One Summer Near Niagara
Thrown in the way of that never forgotten nunnery,
the wife in her cooking apron came out to taste
the needles when the rains came that year,
and she only remembered twisting her arms through the blender
while martini mistaken water wound down the steps.
So cold was the thought of the languid mop to wash
the blood up; tiny sea anemones waded their way
into the backbone of the turkey breast.
Blue trellises in the wake of this wayward household
held so gently vines air-brushed a signifying gray;
those little roods let the conversion of earth
snake up them toward the rafters, toward the rain ducts.
So much liquid washed through that apron one summer,
a river, Lethe, could have passed unnoticed
in that night impregnated with steam and soiled blue jeans.
Finally, her first born would come over the ridge,
comprehending all the contents of his living room in a glance.
The mop felt akin to the trellis that summer,
their wood clutched so tightly in the palm of something new
to be added to the spinning globe.

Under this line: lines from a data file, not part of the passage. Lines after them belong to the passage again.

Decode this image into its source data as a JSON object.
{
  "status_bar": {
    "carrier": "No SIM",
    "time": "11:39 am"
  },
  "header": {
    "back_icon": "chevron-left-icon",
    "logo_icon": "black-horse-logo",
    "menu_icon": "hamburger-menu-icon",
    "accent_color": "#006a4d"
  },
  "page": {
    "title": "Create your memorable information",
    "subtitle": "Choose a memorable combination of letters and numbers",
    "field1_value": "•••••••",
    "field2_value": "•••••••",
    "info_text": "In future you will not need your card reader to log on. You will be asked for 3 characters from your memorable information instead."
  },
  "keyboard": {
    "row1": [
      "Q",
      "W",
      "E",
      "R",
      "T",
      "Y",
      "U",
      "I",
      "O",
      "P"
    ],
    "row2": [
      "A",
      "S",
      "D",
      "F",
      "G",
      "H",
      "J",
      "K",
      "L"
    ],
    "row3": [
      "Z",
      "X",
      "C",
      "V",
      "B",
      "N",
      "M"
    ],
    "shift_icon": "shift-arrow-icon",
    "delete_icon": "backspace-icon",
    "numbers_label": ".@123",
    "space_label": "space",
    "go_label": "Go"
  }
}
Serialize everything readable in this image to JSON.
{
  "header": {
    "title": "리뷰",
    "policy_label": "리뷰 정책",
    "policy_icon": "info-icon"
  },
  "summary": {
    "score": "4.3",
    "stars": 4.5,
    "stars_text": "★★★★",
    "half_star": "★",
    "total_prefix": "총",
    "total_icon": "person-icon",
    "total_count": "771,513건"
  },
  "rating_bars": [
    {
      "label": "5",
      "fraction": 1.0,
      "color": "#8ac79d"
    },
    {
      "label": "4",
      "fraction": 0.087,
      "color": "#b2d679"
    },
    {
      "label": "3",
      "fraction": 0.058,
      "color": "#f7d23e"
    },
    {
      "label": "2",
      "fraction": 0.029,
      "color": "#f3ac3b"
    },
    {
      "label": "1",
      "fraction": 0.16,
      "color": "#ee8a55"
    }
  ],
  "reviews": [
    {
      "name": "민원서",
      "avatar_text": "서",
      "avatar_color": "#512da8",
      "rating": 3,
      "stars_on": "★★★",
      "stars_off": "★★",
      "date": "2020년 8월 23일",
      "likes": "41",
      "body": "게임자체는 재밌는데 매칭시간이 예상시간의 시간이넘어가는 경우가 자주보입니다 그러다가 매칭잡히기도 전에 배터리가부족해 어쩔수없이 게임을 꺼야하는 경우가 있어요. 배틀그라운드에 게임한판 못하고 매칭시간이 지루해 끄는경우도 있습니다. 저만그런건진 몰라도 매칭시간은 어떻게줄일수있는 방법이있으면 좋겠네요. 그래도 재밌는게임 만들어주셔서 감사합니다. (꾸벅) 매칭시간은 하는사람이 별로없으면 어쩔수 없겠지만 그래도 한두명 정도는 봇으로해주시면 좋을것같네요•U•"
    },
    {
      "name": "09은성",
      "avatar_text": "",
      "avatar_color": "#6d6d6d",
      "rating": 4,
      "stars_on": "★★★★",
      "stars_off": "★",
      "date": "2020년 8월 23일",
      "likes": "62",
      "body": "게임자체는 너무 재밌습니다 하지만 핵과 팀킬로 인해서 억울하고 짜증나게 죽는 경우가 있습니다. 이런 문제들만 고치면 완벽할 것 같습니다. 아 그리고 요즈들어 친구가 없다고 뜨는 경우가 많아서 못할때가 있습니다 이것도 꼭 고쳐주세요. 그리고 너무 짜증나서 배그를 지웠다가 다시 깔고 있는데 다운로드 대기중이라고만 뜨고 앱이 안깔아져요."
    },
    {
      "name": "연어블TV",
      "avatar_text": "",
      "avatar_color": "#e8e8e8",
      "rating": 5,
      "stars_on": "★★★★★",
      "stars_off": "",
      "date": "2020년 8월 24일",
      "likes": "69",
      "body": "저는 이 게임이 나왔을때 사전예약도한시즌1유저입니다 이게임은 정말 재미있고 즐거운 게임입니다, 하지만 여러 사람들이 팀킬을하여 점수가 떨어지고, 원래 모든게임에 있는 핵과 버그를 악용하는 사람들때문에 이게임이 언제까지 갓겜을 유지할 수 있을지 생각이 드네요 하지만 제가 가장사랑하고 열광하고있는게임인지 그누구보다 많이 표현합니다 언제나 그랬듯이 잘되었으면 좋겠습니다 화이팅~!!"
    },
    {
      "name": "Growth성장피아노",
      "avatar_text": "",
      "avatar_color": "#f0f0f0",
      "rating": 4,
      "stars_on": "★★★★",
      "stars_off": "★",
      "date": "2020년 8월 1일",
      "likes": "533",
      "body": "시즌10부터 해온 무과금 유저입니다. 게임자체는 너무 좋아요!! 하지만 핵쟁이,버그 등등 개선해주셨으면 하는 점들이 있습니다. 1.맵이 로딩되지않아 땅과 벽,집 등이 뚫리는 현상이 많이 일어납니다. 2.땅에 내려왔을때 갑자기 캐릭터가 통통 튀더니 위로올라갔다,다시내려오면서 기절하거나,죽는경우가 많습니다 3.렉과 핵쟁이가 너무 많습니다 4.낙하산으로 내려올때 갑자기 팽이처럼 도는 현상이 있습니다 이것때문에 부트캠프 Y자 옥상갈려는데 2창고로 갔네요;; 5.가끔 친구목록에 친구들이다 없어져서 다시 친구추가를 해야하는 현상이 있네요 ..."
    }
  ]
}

Bradley J. Fest is a Visiting Lecturer at the University of Pittsburgh. His poems have appeared in various journals, and his essays have been published in boundary 2, The Silence of Fallout, and elsewhere. He blogs at The Hyperarchival Parallax.